_Your assignment_
Look through the listing and report every line that has "heading" in it.

_Data for this task_
-- -- --

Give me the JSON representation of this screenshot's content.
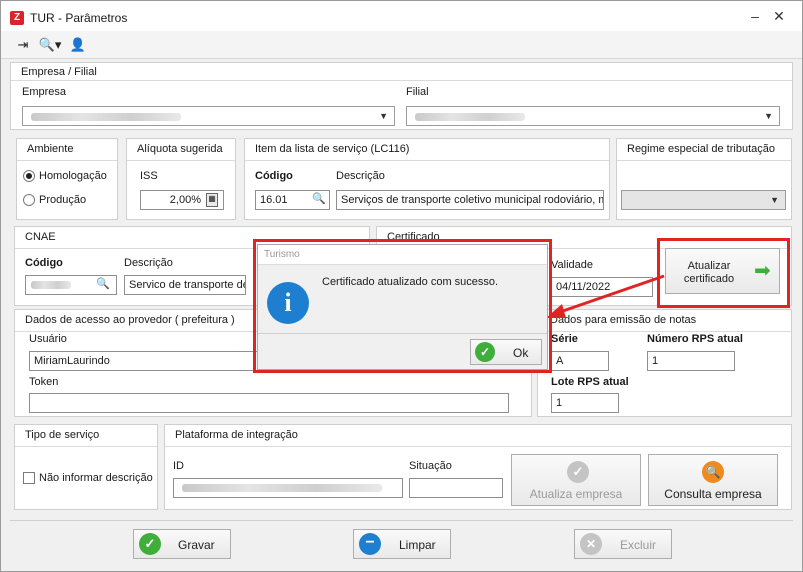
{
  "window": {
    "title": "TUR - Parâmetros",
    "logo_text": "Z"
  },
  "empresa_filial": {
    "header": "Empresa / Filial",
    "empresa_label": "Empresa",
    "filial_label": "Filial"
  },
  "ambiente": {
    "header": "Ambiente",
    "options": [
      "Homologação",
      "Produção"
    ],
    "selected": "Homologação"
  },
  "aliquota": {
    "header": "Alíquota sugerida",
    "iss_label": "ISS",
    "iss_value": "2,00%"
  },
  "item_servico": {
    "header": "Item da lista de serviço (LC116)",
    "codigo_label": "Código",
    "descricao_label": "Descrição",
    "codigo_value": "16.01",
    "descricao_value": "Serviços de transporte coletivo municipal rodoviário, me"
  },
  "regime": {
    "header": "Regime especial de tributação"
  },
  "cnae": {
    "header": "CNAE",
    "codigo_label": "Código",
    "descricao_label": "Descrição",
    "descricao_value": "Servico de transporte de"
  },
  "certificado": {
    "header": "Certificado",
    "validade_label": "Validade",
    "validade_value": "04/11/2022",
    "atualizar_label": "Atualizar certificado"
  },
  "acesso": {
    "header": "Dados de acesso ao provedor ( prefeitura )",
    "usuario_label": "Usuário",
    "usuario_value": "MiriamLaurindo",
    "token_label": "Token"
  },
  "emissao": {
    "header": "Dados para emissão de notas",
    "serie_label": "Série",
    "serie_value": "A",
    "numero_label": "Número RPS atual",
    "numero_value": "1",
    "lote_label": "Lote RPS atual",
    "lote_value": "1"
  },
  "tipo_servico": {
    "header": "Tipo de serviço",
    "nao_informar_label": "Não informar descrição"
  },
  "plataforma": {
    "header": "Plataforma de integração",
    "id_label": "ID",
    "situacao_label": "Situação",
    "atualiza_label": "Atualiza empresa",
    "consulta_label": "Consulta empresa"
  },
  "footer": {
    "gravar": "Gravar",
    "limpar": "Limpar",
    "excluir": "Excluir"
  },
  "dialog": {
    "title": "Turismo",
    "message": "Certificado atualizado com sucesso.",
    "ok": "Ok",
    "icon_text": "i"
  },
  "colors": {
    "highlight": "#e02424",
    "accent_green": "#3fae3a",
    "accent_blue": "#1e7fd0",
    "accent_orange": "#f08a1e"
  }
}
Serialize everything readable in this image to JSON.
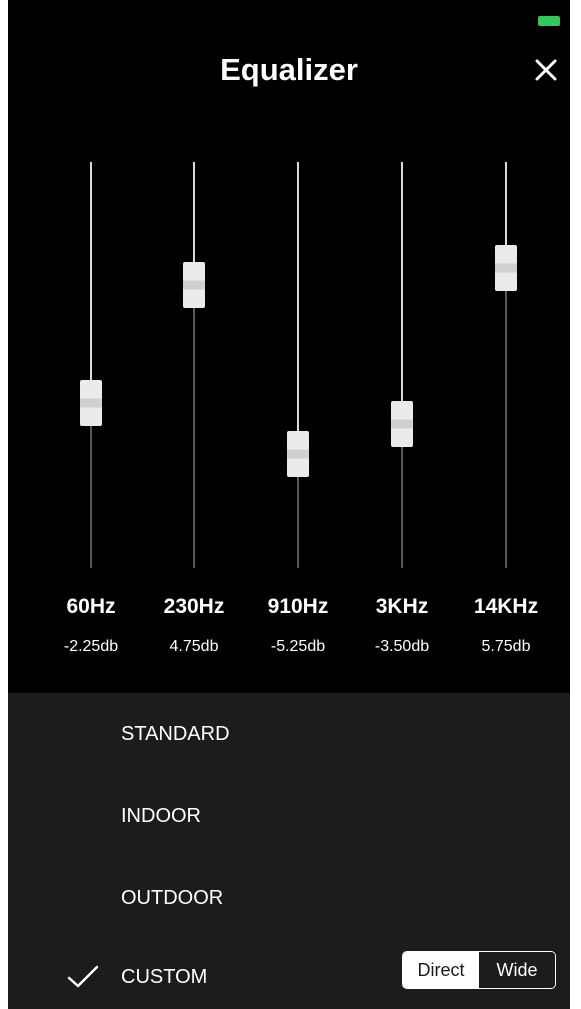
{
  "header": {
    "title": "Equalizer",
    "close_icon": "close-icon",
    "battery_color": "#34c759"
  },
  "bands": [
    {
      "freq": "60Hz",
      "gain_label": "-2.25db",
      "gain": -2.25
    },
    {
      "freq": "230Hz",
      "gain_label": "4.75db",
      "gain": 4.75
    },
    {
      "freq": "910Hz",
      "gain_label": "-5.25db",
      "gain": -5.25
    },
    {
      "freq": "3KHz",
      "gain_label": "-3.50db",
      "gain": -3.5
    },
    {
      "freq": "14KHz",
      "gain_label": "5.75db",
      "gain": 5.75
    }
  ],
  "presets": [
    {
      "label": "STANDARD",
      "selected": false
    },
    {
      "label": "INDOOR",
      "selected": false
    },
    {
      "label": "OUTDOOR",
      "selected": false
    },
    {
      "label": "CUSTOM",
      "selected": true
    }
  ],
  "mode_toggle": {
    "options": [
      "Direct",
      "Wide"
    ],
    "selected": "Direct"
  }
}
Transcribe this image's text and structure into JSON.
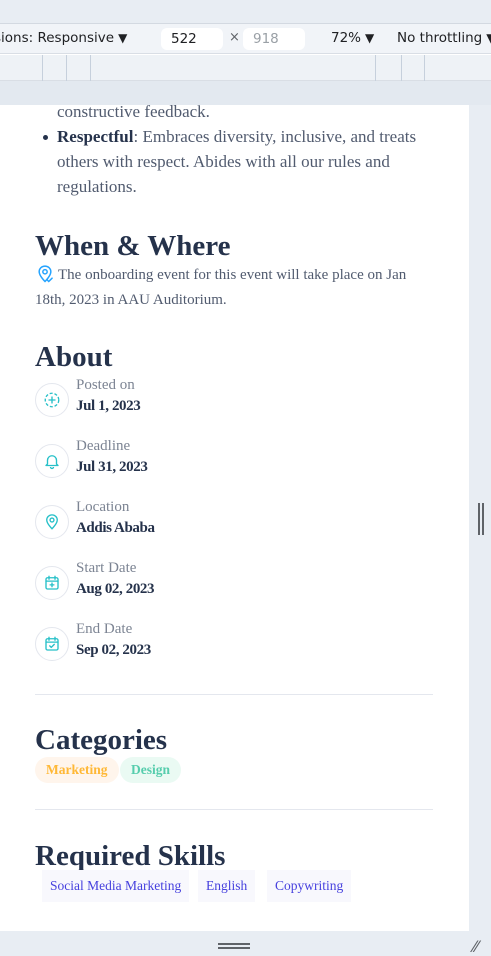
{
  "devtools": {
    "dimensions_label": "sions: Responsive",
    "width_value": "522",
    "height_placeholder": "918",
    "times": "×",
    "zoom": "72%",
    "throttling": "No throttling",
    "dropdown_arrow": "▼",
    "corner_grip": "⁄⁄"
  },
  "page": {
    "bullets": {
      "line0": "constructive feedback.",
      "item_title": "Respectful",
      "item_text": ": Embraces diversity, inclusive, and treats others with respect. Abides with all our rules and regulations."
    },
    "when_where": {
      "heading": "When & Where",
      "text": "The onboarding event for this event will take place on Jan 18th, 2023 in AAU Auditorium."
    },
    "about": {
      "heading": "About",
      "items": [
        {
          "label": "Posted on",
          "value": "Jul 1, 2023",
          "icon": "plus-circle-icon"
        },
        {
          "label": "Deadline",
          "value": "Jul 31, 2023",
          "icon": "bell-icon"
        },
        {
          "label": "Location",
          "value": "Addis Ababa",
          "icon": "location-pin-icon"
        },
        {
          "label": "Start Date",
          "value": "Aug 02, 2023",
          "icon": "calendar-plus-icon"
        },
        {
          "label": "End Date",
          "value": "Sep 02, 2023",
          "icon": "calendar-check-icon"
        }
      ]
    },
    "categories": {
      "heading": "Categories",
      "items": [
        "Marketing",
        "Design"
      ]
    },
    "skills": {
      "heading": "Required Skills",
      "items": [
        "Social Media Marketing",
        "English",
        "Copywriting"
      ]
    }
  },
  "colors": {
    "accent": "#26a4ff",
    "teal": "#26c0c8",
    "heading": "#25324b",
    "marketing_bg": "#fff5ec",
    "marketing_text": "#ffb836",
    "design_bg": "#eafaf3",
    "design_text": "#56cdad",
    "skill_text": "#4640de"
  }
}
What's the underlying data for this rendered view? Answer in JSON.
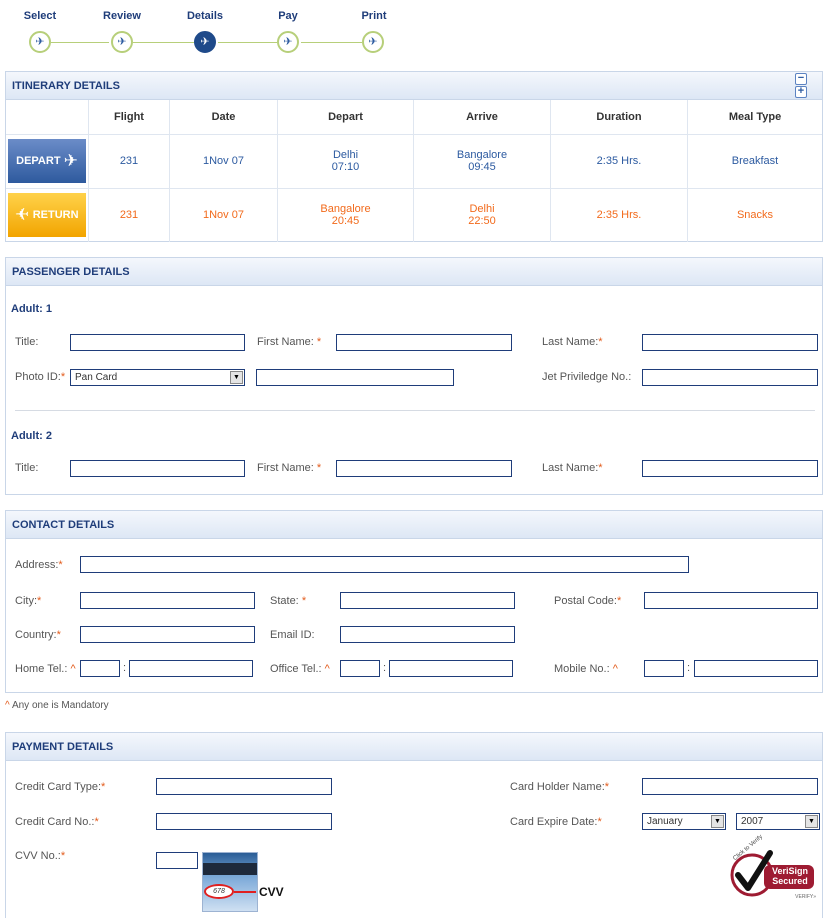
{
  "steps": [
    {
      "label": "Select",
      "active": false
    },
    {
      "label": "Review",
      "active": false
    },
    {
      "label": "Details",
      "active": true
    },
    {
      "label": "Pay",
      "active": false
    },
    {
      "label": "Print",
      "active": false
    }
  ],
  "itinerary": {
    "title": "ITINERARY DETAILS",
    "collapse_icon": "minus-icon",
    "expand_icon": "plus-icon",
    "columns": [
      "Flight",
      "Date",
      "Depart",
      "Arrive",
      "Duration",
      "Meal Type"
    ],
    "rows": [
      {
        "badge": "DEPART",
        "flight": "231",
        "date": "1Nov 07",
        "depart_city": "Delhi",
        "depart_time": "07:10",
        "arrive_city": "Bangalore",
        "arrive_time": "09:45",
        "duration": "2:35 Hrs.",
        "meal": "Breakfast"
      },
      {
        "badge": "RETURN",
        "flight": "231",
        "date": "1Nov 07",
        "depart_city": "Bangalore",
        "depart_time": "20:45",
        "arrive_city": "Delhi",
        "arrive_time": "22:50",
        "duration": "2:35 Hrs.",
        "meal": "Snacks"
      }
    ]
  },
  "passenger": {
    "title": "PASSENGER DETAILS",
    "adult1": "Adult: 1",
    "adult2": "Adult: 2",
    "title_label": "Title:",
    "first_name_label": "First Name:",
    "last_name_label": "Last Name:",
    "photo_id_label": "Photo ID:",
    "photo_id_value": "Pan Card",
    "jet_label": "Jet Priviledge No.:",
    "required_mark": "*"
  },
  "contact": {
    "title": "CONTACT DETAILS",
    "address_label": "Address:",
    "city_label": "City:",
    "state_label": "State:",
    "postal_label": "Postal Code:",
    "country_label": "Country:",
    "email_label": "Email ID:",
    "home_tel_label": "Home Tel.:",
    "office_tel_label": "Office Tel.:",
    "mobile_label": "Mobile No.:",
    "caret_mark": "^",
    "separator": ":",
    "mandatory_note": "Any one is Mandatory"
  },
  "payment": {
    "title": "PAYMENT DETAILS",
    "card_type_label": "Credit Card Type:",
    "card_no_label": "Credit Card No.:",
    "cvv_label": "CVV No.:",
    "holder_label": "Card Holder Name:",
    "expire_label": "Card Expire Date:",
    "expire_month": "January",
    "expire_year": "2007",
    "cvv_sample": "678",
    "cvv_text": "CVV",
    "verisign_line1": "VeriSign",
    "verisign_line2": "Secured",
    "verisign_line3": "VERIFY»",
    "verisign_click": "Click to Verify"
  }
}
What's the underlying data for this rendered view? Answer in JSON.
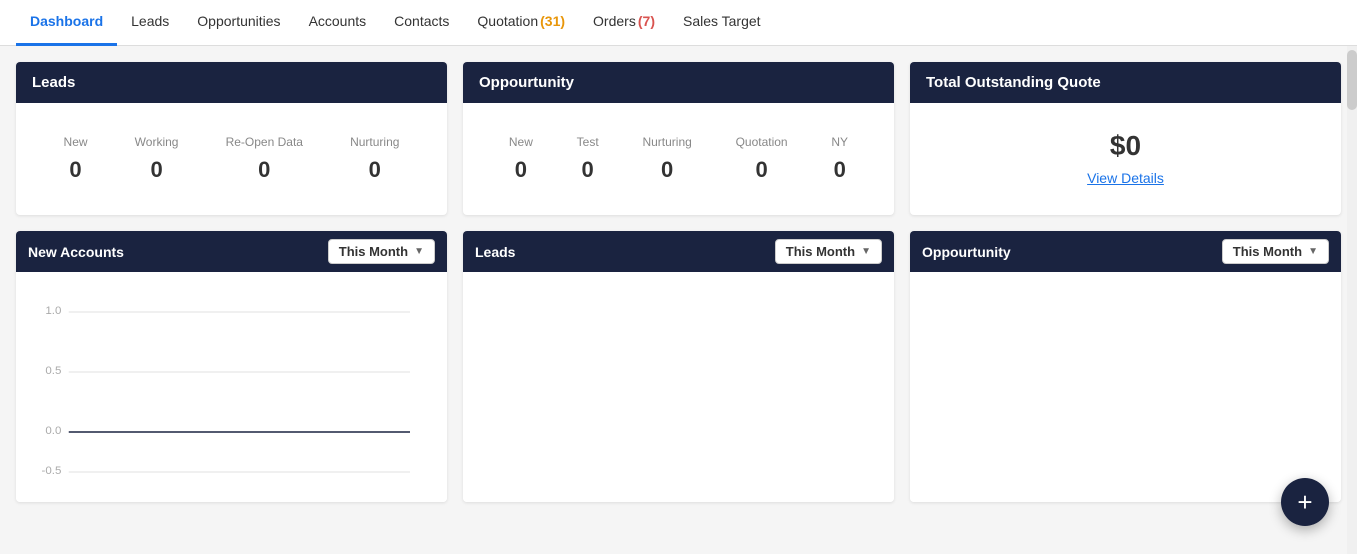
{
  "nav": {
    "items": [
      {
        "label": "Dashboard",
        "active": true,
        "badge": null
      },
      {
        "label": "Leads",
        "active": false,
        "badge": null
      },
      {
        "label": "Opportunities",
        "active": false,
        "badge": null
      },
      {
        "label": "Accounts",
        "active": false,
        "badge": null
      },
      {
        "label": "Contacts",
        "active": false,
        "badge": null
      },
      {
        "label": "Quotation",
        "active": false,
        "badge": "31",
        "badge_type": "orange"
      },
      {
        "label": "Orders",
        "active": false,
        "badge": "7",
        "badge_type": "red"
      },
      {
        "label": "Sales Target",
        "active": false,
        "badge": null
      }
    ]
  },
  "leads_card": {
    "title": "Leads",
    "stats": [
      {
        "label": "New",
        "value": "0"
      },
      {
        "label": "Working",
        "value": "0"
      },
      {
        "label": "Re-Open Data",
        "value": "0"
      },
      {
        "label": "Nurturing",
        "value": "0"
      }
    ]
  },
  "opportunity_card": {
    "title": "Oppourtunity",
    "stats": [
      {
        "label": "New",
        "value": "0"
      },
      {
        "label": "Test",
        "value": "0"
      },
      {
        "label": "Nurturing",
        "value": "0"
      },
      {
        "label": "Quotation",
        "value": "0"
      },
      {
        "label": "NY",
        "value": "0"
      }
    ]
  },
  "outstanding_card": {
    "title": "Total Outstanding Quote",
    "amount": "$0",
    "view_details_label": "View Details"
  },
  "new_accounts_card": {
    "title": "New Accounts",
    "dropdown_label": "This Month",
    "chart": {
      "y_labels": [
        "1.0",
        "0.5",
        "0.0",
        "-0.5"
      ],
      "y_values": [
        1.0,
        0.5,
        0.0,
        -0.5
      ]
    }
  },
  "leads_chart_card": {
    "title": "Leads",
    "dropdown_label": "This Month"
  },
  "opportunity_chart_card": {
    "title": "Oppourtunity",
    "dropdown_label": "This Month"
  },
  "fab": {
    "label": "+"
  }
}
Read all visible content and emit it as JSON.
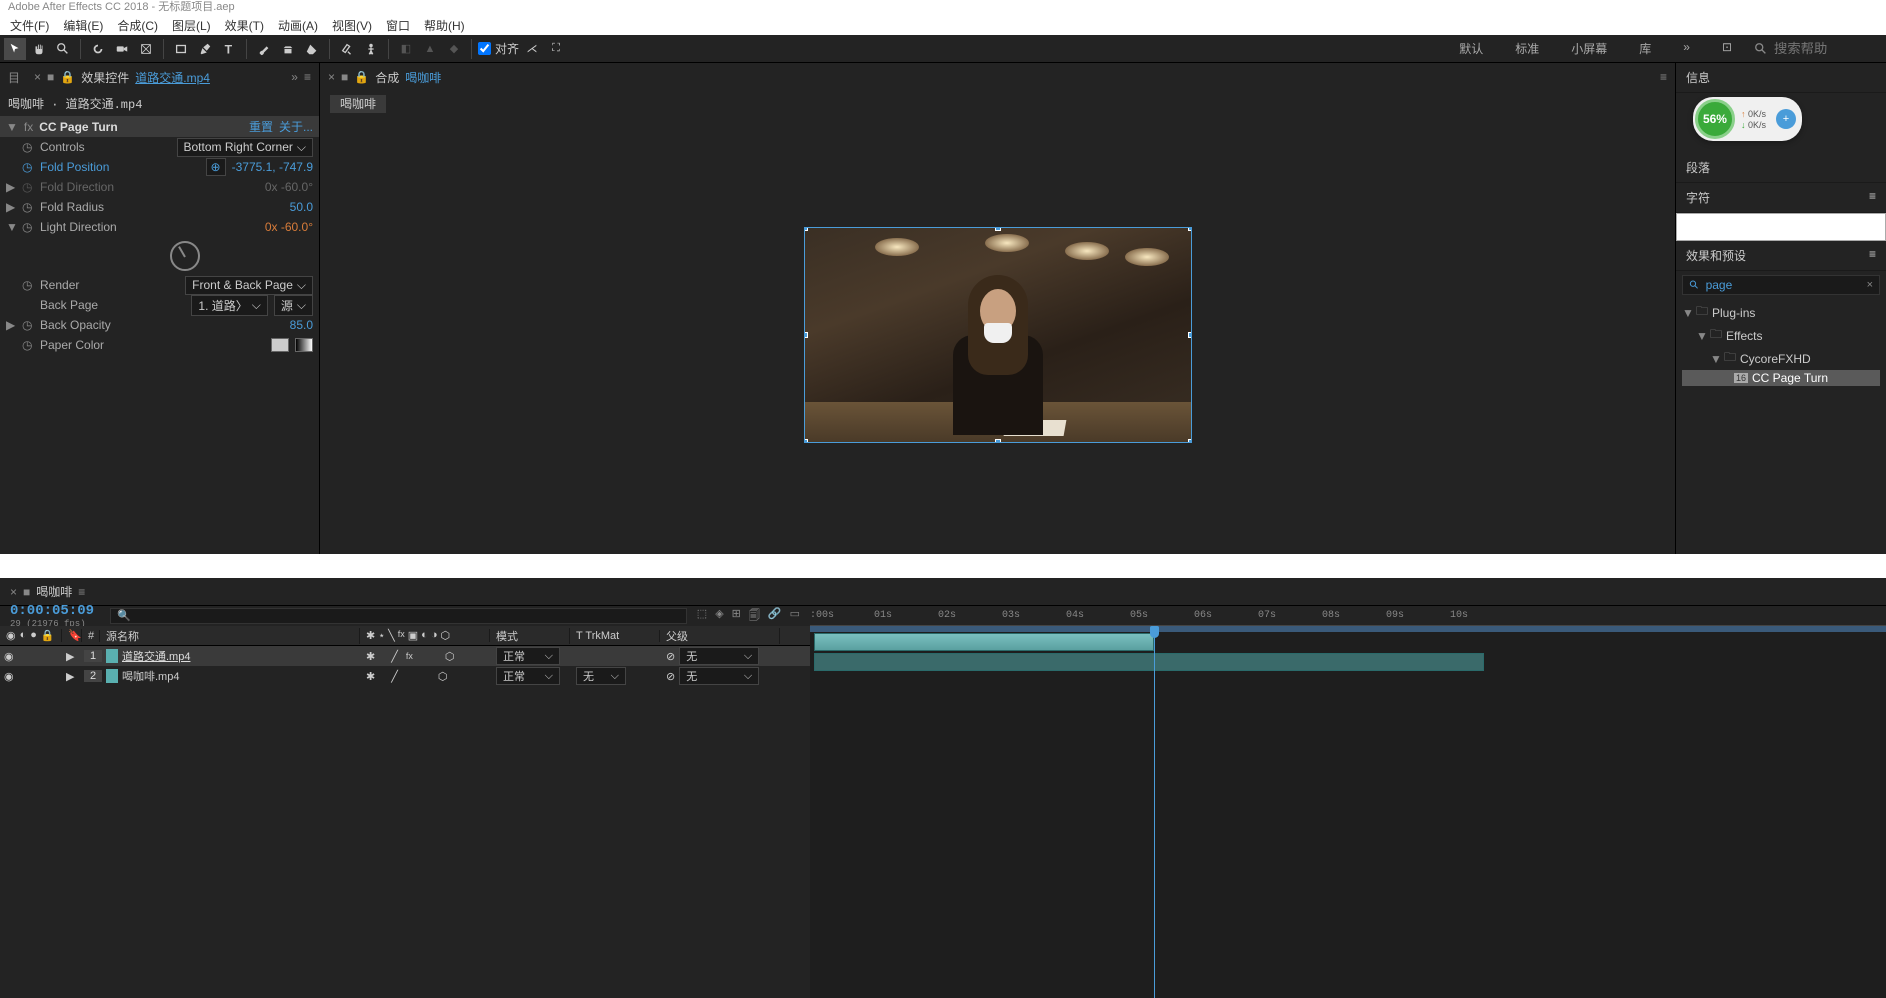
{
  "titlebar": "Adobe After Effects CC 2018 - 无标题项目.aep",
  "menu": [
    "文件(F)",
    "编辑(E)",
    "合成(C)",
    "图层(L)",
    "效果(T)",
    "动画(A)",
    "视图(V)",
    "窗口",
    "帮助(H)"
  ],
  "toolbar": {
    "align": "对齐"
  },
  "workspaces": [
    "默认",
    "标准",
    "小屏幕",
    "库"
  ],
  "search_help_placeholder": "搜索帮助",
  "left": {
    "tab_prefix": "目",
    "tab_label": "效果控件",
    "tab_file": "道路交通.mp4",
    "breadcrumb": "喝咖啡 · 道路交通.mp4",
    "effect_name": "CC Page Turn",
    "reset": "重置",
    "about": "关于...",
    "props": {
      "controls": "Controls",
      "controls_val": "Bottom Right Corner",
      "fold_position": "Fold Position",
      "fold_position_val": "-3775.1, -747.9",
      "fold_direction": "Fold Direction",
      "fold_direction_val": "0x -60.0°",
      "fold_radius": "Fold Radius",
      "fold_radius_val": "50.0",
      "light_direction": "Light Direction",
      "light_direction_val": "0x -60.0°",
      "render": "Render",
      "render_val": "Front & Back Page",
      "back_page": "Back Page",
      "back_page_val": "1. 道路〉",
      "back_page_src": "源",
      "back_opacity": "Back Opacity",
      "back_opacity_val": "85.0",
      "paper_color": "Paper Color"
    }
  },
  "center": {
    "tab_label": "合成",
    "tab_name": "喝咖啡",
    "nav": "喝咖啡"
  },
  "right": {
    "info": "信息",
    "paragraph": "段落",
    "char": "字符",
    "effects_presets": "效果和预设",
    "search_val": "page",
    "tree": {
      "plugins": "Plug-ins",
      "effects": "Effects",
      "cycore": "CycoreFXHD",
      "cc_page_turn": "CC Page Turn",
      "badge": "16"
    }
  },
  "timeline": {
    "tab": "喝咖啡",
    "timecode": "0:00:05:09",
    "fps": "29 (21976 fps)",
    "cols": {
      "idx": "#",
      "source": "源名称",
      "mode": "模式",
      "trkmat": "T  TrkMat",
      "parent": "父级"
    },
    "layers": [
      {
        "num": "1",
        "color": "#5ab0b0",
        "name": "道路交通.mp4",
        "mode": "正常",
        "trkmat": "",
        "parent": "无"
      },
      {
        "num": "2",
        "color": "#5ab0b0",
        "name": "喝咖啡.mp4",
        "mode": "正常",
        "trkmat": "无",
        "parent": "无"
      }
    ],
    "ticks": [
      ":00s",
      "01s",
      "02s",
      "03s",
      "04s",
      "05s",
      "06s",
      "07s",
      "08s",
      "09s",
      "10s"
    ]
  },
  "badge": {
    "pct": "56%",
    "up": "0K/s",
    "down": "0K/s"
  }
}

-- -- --

_Written answer_
      "heading": "When & Where",
      "heading": "About",
      "heading": "Categories",
      "heading": "Required Skills",
    "heading": "#25324b",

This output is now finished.